”We all know what kind of economic engine Luke Air Force Base is for Arizona’s economy. The lands proposed in the Sonoran Desert Heritage plan, combined with the current flight paths at the Base, show incredible overlap; it’s very easy for us to support this project because it’s supporting the mission of the Base,” says Ron Sites, executive director and president of Fighter Country Partnership. “Fighter Country Partnership supports the Sonoran Desert Heritage proposal because it protects the air space that Luke Air Force Base and other installations in Arizona need to continue their missions now and going forward.” The Partnership is an advocacy organization supporting the men, women, families and mission of Luke Air Force Base.
An Opportunity to Preserve Land That Defines Arizona
The western Maricopa County region identified in the proposal includes rugged terrain that provides an escape for hikers, hunters, and outdoor enthusiasts of every kind. It is also home to a wealth of wildlife, from the bighorn sheep to the desert tortoise and the Gila monster, bobcat, and more than 300 species of native birds.

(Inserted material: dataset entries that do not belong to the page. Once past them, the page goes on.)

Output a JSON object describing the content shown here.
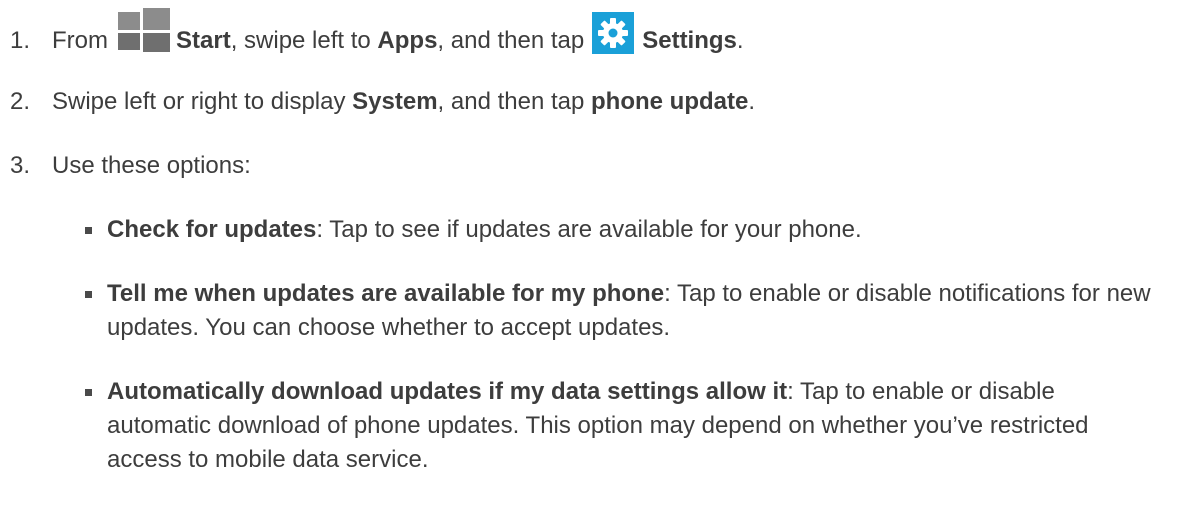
{
  "steps": [
    {
      "number": "1.",
      "part1": "From",
      "start_label": "Start",
      "part2": ", swipe left to",
      "apps_label": "Apps",
      "part3": ", and then tap",
      "settings_label": "Settings",
      "part4": ".",
      "icons": [
        "windows-start-tile-icon",
        "settings-gear-icon"
      ],
      "settings_icon_color": "#1aa0d8"
    },
    {
      "number": "2.",
      "part1": "Swipe left or right to display",
      "system_label": "System",
      "part2": ", and then tap",
      "phone_update_label": "phone update",
      "part3": "."
    },
    {
      "number": "3.",
      "text": "Use these options:"
    }
  ],
  "options": [
    {
      "title": "Check for updates",
      "description": ": Tap to see if updates are available for your phone."
    },
    {
      "title": "Tell me when updates are available for my phone",
      "description": ": Tap to enable or disable notifications for new updates. You can choose whether to accept updates."
    },
    {
      "title": "Automatically download updates if my data settings allow it",
      "description": ": Tap to enable or disable automatic download of phone updates. This option may depend on whether you’ve restricted access to mobile data service."
    }
  ]
}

"Landscape-scale habitat conservation is an important component of wildlife management," says Tom Mackin, president of the Arizona Wildlife Federation. "The Arizona Wildlife Federation will continue to work to ensure that responsible wildlife management remains at the forefront of this proposal and is inclusive of management tools necessary for wildlife to continue to thrive in the Sonoran Desert."
The land also bears a colorful history; prehistoric Hohokam people, Spanish explorers, U.S. Army expeditions, hard-riding cowboys, ranchers, and hard-rock miners all converged here across generations to shape the area’s rich cultural heritage.

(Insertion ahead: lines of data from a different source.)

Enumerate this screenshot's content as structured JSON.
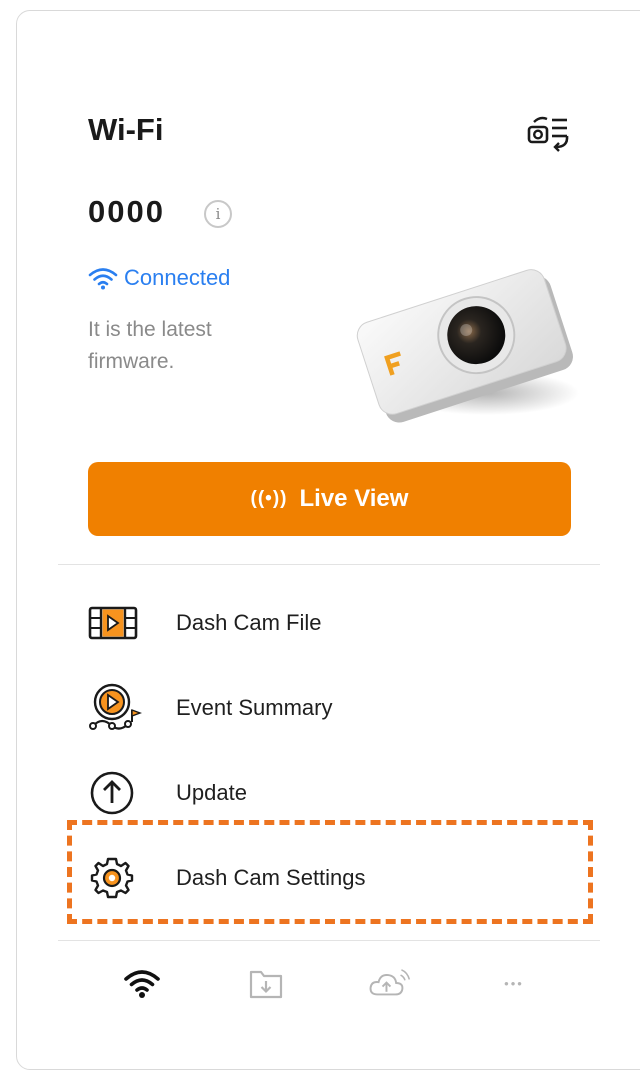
{
  "header": {
    "title": "Wi-Fi",
    "switch_icon": "camera-list-switch-icon"
  },
  "device": {
    "name": "0000",
    "info_icon_glyph": "i"
  },
  "status": {
    "connection": "Connected",
    "firmware_message": "It is the latest firmware.",
    "accent_color": "#2a7ff0"
  },
  "live_view": {
    "icon_glyph": "((•))",
    "label": "Live View",
    "color": "#f08000"
  },
  "menu": {
    "items": [
      {
        "label": "Dash Cam File",
        "icon": "video-file-icon"
      },
      {
        "label": "Event Summary",
        "icon": "event-summary-icon"
      },
      {
        "label": "Update",
        "icon": "update-arrow-icon"
      },
      {
        "label": "Dash Cam Settings",
        "icon": "settings-gear-icon"
      }
    ],
    "highlighted_item": "Dash Cam Settings",
    "highlight_color": "#ed7420"
  },
  "tabbar": {
    "tabs": [
      {
        "icon": "wifi-icon",
        "active": true
      },
      {
        "icon": "download-folder-icon",
        "active": false
      },
      {
        "icon": "cloud-upload-icon",
        "active": false
      },
      {
        "icon": "more-icon",
        "active": false
      }
    ],
    "more_glyph": "•••"
  }
}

“From prehistoric times to the present, this region has always been a significant travel corridor—a cultural crossroads,” says Andy Laurenzi, with the Center for Desert Archaeology in Tucson.
The public lands in the proposal also embrace an amazing variety of terrain: black basalt piles formed by ancient volcanic eruptions; desert basins thick with creosote and bright-green palo verde; jagged mountain ranges and sweeping cliffs along the banks of the Gila River.
“This is some of the most unique geology in the country,” says Craig Weaver, who has been hiking in the Saddle Mountain area for more than 30 years. “There are a lot of great canyons that provide solitude and remote areas that are within 10-15 minutes from where you park your car. You can be quickly immersed into areas with spectacular scenery and solitude in just a short drive from Phoenix.”
Working Towards a Congressional Endorsement
Supporters of the proposal indicated that today’s announcement is an important first step in a public process to discuss the value of conserving our open spaces in western Maricopa County.
"Our outreach efforts so far have included discussions with developers, business interests, cities and towns in the West Valley, utilities, environmental conservation organizations, landowners, and others to identify important public lands and to craft this draft proposal," says Mike Quigley, Arizona representative for The Wilderness Society. "Now, we're casting a wider net and asking our fellow Arizonans to join us in this process. We want to refine the proposal to best preserve the heritage of the West Valley and to make this the best proposal it can be."
Supporters indicated that the goal is to develop a finished proposal before the end of the year. To become law, it will require legislation in Congress; supporters hope it will be considered in the 2012 session.
The proposal is supported by a diverse group of local communities, civic leaders, businesses, landowners, and organizations. For more information about the proposal, visit www.sonoranheritage.org.